TASK:
Read the data, and whenever a line holds the word "Docs", report that line.

SUPPLIED DATA:
---*---

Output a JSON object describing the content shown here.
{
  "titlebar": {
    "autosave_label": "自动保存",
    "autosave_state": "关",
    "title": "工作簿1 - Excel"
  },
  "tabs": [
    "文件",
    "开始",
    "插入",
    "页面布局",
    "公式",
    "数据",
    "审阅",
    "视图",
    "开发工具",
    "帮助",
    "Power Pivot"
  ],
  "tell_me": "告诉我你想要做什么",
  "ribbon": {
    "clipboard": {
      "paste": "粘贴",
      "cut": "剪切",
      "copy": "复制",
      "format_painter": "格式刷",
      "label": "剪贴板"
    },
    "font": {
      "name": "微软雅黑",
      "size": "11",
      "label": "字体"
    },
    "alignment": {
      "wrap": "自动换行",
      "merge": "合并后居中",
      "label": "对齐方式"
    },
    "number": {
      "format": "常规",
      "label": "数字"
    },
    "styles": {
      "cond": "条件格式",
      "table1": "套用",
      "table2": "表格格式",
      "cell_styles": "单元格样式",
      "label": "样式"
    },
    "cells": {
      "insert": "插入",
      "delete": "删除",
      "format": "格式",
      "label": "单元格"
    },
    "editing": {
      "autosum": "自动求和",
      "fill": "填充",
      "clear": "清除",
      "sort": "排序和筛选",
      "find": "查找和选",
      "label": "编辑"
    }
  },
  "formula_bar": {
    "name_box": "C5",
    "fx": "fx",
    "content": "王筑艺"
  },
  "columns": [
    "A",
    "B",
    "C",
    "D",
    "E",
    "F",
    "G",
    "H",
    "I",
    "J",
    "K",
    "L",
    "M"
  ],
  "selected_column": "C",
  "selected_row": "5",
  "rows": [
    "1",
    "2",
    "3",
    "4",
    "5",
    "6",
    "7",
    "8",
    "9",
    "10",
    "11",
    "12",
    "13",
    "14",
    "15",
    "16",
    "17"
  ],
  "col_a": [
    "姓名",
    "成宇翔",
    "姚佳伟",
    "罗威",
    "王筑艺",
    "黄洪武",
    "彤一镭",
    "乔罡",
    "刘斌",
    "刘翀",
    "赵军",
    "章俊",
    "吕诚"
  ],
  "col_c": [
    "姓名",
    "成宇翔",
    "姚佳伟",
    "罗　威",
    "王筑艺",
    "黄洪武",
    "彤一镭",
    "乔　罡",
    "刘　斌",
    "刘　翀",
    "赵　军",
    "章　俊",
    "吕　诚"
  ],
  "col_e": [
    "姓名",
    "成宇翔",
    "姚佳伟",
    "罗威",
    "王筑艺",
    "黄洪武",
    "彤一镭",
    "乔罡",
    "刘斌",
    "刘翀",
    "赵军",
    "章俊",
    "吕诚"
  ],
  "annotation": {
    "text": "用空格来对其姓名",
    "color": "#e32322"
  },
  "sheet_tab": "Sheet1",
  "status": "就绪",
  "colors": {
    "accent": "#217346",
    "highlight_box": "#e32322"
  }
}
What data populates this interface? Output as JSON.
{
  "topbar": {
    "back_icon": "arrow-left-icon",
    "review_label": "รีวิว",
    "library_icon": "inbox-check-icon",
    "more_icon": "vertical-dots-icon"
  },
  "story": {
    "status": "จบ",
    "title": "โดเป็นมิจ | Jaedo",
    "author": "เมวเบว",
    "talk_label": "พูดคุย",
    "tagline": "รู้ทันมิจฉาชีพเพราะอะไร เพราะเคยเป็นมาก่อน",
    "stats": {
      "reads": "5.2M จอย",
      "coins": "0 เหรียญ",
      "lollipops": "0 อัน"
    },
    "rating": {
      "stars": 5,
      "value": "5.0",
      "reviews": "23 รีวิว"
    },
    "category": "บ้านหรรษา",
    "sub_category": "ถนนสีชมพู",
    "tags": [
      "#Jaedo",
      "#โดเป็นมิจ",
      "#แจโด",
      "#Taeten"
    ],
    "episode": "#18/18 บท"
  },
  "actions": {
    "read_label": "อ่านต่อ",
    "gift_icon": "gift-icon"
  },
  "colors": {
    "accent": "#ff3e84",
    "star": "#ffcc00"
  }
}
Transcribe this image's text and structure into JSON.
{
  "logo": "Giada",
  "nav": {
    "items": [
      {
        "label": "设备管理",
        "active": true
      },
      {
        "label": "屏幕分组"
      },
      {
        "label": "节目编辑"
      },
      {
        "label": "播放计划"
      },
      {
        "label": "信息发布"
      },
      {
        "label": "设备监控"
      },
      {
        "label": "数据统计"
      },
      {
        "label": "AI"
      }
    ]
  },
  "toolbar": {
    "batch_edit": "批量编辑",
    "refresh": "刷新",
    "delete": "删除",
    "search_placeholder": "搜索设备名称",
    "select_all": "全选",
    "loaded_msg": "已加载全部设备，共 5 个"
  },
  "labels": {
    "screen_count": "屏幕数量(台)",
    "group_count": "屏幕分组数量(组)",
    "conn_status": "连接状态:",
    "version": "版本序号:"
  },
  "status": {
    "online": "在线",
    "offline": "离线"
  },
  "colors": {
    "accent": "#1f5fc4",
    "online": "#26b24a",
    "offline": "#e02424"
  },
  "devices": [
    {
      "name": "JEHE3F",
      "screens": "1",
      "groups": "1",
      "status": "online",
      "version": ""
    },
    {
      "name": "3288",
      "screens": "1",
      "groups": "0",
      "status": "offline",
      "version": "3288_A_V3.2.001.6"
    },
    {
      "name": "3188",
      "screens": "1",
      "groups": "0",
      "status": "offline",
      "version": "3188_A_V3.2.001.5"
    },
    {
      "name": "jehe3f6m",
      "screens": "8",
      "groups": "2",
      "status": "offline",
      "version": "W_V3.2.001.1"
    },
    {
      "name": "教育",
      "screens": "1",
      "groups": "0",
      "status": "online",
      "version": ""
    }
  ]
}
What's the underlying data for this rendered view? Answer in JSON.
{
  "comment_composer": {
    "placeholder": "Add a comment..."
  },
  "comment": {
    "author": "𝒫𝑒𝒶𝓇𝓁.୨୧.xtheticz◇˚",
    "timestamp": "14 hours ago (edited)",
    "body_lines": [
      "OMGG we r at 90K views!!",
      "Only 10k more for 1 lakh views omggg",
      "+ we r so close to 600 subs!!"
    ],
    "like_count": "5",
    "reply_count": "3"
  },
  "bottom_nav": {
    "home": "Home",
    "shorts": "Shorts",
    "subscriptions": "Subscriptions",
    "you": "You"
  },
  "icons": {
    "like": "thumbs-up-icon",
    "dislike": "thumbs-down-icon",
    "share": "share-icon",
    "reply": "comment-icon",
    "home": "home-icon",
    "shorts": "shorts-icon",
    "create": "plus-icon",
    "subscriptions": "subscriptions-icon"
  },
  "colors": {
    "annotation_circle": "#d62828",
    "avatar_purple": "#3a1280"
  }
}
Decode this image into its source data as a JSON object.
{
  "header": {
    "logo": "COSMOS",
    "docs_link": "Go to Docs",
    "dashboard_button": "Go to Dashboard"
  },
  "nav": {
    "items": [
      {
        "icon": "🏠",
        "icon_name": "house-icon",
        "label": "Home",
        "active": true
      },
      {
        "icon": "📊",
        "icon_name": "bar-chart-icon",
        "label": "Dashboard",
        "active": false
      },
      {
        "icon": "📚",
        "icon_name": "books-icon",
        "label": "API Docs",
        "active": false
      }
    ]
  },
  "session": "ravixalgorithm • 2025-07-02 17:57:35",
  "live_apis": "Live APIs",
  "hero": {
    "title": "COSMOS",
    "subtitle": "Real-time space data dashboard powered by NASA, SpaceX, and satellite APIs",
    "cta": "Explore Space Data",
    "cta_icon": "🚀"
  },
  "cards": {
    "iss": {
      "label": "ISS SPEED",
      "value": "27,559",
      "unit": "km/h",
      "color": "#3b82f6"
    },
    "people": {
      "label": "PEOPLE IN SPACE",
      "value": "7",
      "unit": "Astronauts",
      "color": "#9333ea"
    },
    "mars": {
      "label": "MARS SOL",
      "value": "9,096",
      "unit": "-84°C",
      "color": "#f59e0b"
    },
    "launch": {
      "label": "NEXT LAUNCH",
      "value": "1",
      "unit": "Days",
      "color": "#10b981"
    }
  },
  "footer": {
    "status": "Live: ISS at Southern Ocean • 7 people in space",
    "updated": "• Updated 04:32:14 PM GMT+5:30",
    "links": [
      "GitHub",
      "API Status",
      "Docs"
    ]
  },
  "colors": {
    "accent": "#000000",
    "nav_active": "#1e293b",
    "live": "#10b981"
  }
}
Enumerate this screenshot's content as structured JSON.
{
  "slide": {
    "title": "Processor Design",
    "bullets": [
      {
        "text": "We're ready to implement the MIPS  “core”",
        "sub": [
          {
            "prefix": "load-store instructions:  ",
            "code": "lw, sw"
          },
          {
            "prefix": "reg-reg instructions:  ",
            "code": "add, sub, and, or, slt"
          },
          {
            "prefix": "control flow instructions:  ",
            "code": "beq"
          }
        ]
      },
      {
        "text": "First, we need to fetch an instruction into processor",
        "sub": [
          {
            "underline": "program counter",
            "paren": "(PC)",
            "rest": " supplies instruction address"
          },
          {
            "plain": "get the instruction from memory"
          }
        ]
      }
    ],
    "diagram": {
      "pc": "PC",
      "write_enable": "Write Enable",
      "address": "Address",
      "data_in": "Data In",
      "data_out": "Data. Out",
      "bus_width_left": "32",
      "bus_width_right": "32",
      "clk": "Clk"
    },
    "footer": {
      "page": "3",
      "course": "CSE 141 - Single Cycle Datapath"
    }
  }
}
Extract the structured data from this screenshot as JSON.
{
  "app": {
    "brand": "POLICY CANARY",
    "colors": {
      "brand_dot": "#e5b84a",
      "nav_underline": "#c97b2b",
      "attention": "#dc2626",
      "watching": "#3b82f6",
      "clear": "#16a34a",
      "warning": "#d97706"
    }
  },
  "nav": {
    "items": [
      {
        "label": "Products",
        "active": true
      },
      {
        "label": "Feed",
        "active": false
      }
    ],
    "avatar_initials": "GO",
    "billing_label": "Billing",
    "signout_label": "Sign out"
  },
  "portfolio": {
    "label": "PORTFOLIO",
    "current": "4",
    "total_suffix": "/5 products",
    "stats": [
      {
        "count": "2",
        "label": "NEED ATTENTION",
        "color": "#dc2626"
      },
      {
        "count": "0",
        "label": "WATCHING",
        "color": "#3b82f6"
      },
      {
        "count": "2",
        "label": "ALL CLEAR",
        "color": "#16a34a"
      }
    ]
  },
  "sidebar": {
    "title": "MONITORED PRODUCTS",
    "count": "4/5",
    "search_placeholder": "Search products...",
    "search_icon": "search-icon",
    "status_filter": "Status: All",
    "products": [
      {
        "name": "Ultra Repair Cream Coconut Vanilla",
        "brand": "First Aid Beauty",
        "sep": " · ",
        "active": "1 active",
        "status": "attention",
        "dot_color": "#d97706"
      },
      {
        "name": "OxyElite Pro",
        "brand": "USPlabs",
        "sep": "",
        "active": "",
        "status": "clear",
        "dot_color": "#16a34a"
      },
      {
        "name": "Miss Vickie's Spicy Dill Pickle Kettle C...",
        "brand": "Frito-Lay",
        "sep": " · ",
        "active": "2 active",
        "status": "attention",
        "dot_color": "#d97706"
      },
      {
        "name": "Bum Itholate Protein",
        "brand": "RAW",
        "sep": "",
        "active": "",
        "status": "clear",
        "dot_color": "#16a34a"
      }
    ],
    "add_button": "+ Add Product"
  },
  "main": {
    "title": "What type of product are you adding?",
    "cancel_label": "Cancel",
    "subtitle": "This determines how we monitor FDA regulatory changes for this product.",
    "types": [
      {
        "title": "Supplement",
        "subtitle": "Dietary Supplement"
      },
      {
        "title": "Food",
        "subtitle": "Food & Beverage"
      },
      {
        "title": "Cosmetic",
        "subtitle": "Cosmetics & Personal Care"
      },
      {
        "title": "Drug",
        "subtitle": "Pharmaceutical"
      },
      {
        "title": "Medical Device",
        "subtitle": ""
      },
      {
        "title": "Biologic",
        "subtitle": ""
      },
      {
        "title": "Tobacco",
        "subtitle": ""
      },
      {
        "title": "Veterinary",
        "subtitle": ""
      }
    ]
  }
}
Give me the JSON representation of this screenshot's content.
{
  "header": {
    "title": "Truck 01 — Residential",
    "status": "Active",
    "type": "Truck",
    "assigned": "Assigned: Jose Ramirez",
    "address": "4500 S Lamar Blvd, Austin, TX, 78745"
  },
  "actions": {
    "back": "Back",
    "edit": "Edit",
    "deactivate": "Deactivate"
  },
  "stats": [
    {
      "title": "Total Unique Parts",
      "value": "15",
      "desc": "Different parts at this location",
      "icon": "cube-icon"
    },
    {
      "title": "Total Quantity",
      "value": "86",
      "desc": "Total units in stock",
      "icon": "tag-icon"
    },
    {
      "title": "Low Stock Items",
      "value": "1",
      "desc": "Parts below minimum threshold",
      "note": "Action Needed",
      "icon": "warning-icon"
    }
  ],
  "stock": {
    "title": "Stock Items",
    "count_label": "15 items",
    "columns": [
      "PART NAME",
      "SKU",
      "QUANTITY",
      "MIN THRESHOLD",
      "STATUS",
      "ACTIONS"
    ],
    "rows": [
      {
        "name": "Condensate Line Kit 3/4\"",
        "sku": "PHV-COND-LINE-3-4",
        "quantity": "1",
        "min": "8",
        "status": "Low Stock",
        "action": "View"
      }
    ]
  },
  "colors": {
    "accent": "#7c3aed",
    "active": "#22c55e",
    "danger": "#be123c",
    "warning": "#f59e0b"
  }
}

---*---

SOLUTION FOR THIS PROBLEM:
    "docs_link": "Go to Docs",
        "label": "API Docs",
      "Docs"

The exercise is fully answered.